Voters will only decide the winner of one of three Portland school board seats on the Nov. 7 city ballot; the other two are uncontested.
Two candidates are vying for an at-large seat while the District 3 and 4 seats have only one registered candidate each.
Usira Ali, 23, and Austin Sims, 37, are competing for the at-large seat currently held by Yusuf Yusuf, who has been on the board since 2021 and is not running for another term.
Portland city soccer is a force heading into the post-season.
The first episode of a new Maine Department of Education podcast features two Portland public school district teachers.
The debut episode released Thursday of “What Holds us Together,” hosted by Maine DOE Commissioner Pender Makin, starred the state’s 2023 and 2024 teachers of the year. The 2023 teacher of the year, Matt Bernstein, is a ninth grade humanities and social studies teacher at Portland’s Casco Bay High School. Joshua Chard, the 2024 teacher of the year, is a looping second and third grade teacher at the city’s East End Community School.
By day they work as teachers. By night they’re crafting characters and stories to engage readers of all ages as published authors.
Nick Fuller Googins, a fourth grade teacher at CK Burns School in Saco, and Rebecca Turkewitz , a 10th grade English teacher at Casco Bay High School in Portland, are inspiring students to think outside of the four walls of their schools and investigate a world only they can create through writing.
Maine Educator sat down with the authors to learn more about how they incorporate their expertise as writers into their world as educators, sharing ideas on how all educators can help support their students in the classroom.
When I first transitioned into the district in July, I committed to spending the first three months listening and learning in the community. In that time, I’ve met with more than 500 students, parents, staff, business leaders and community partners face to face, and we’ve gathered additional information through a survey that over 925 people completed. We also partnered with a national expert in school district strategic planning to visit classrooms, review student assessment and conduct a thorough organizational diagnostic of Portland Public Schools.
On Oct. 3, I shared the trends and themes from that listen-and-learn process with the board and public. I identified 10 themes highlighting that we have both amazing strengths as a school system to build on and opportunities to improve outcomes and experiences for students and support for staff. Like many organizations, we have made progress and we still have areas for continued improvement.
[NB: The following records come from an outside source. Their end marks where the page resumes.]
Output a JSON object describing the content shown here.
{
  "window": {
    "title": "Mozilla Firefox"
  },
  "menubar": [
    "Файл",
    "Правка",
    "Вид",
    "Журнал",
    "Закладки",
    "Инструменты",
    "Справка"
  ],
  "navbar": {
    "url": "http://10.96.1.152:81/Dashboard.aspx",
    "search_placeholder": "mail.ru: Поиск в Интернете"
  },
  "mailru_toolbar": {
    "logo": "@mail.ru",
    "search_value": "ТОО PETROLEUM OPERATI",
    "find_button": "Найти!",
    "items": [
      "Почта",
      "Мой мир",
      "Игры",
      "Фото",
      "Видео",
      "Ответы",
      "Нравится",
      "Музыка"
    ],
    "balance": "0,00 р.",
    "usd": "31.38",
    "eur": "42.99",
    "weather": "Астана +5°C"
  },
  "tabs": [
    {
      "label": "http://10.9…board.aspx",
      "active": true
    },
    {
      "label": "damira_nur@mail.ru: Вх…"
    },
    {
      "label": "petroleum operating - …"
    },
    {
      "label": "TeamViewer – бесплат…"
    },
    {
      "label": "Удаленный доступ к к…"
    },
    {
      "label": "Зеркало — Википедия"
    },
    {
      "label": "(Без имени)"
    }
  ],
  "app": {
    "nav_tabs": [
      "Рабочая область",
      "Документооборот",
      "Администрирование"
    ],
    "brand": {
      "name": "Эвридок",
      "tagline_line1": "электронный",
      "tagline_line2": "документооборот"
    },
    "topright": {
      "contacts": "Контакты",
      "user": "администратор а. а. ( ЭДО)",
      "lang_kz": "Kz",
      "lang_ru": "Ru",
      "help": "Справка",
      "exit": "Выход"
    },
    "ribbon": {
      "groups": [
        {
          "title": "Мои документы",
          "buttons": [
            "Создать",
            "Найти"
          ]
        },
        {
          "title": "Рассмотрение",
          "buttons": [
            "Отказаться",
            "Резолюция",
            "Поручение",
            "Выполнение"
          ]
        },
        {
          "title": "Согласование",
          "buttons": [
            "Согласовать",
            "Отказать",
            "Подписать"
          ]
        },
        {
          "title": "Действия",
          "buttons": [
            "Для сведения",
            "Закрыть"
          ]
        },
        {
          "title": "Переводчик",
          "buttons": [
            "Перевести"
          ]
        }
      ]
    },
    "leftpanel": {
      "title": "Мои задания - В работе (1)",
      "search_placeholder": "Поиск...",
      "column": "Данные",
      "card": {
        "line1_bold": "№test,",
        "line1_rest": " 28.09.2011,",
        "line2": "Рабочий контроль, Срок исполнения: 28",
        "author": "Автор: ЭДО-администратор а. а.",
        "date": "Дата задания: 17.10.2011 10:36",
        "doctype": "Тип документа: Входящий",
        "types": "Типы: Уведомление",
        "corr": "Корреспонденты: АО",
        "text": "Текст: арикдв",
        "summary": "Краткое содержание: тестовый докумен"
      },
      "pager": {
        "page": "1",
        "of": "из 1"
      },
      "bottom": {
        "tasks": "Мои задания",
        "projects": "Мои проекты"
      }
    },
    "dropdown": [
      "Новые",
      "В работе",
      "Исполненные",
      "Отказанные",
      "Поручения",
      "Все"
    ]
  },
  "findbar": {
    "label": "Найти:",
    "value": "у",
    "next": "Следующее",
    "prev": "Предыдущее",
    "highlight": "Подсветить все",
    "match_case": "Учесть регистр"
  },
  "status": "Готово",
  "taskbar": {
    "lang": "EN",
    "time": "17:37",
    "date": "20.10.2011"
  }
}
It’s a milestone year for Deering High School in Portland. The school is using its homecoming weekend to celebrate its 150th birthday.
Portland Public Schools says this isn't just any ordinary homecoming; it's a historic occasion to bring together generations of “Ramilies” (Deering students and families), alumni and Deering neighbors for celebratory events.
A man who, as a young student, struggled in school until he was helped by his fifth grade teacher, has now himself been honored as Maine’s 2024 Teacher of the Year.
“School was hard for me,” Joshua Chard, a third grade teacher at East End Community School in Portland, said upon accepting the honor at a surprise assembly at the school Wednesday. “There were days where everyone understood what was happening but me.” He described those days as confusing, where he would get in trouble and, no matter how hard he tried, he felt he couldn’t do enough.
His teacher changed him, and he learned that “my world was only as small as my imagination.”
“Those are things I carried to this day,” Chard said. “That I deserved to be loved just for being me.”